The castor oil had kicked the labor into high gear and we were a bit surprised but so excited and going with the flow. Then whatever we might have called the flow turned into a torrent and by 9:15 I was literally screaming because the contractions which might be considered waves were crashing over my head. I couldn’t get a handle on the pain which might be considered intensity but lets be real, it was pain. Mo had taken my cousin and Ella to my lovely friends house in the next town over. By the time he came back it was really real, and I had no idea what to do. My blessed midwife and her assistant walked through the door seconds after Mo, and I managed to walk into the front room where we were planning to give birth. The women were calm and assertive and started coaching me through the contractions which at this point were basically running into each other. I remember standing between them, seeing the morning sun through my closed eyes, tears squeezing out, fists clenched, trying to breathe through the intense pain. My midwife said I was going to to pass out with the way I was breathing so she told me to bring my breath all the way down my body, to let myself open and go in the same direction as the pain instead of holding myself and bracing against it.

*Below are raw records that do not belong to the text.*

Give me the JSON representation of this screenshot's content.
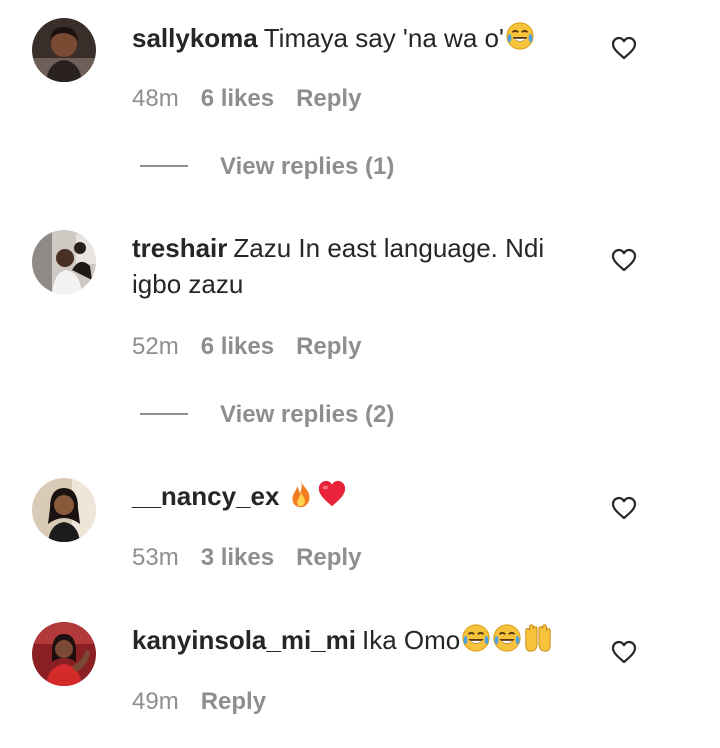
{
  "comments": [
    {
      "username": "sallykoma",
      "text": "Timaya say 'na wa o'",
      "emojis": [
        "laughing-tears"
      ],
      "time": "48m",
      "likes": "6 likes",
      "reply_label": "Reply",
      "view_replies": "View replies (1)"
    },
    {
      "username": "treshair",
      "text": "Zazu In east language. Ndi igbo zazu",
      "emojis": [],
      "time": "52m",
      "likes": "6 likes",
      "reply_label": "Reply",
      "view_replies": "View replies (2)"
    },
    {
      "username": "__nancy_ex",
      "text": "",
      "emojis": [
        "fire",
        "red-heart"
      ],
      "time": "53m",
      "likes": "3 likes",
      "reply_label": "Reply"
    },
    {
      "username": "kanyinsola_mi_mi",
      "text": "Ika Omo",
      "emojis": [
        "laughing-tears",
        "laughing-tears",
        "raised-hands"
      ],
      "time": "49m",
      "reply_label": "Reply"
    }
  ],
  "colors": {
    "text": "#262626",
    "secondary": "#8e8e8e",
    "background": "#ffffff"
  },
  "icons": {
    "like": "heart-outline-icon"
  }
}
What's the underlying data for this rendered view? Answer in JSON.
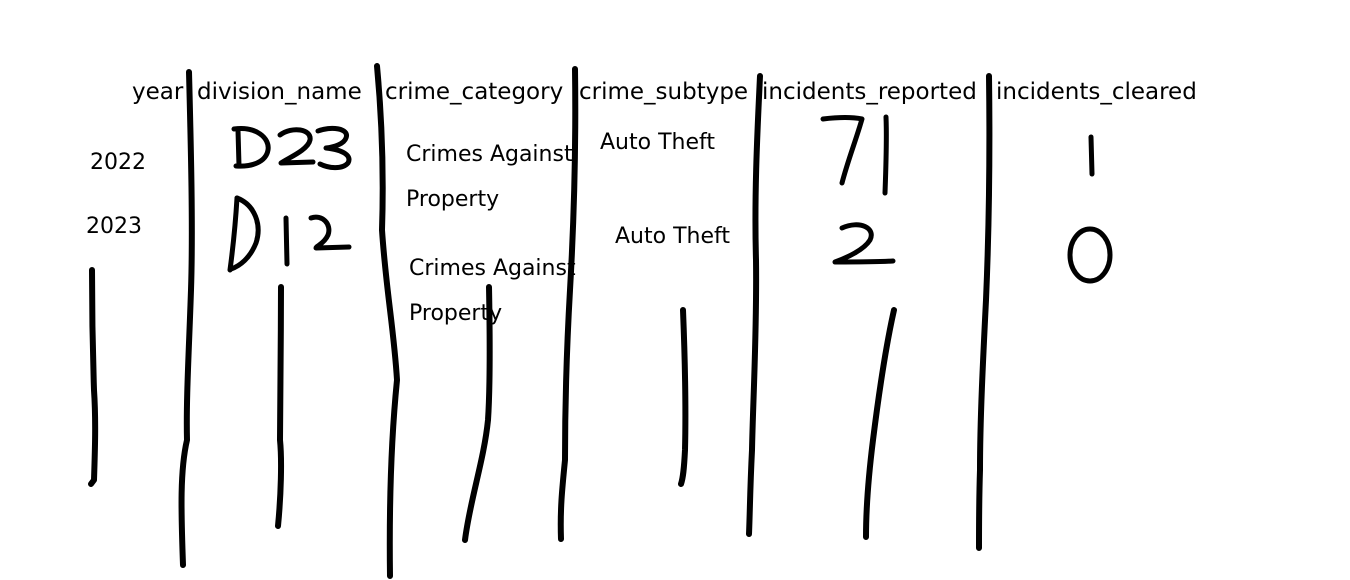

I sat on the yoga ball in front of the couch while my midwife’s assistant held a hot compress over my lower belly. Bless her heart it was the most helpful thing I could have imagined. She rubbed essential oils on my thighs, she cradled me in her arms like a child, she supported me in a way I couldn’t have asked for. Meanwhile my midwife who has been attending births for over thirty years held the space and gave directions, overseeing every motion and just fully attending to the moment. Ben had decided he wanted to be with us for the birth so he helped Mo blow up and fill the birthing pool with water. As soon as the pool was ready I felt the baby moving down and I decided to get in. I knelt and leaned forward against the inflated wall, resting my face and arms over the edge. The hot water held me but I didn’t float. I felt a contraction and this time it really was like a wave, and I was able to ride it instead of getting washed under. I felt the baby’s head but I was mentally in another place so I think I very mildly said something like “the baby is coming” and I’m not sure if anyone heard me or realized that I meant right at that moment because I felt quite calm and peaceful at that moment. One more contraction came and I gave a strong push, and our sweet baby was in my hands. I pulled her out the rest of the way, lifted her above the water, and held her in my arms. She began breathing right way, and the next few minutes are a blur. I know that I was helped out of the pool and over to the bed, we were wrapped in towels and blankets, and she laid on my chest and tried nursing right away. She was so very calm and never cried, just looked around. I had asked for Ben to leave the room once I got into the birthing pool because I didn’t want to be distracted and felt that the moment of actual birth was maybe too much for him. We called him to come back just after she was born and he and Mo and the midwives and I were all filled with so much joy to see our beautiful baby we had waited for.
Stay tuned for the full story of Mo flying off to California three days later, and how our life is unfolding now that we are all reunited on the West Coast.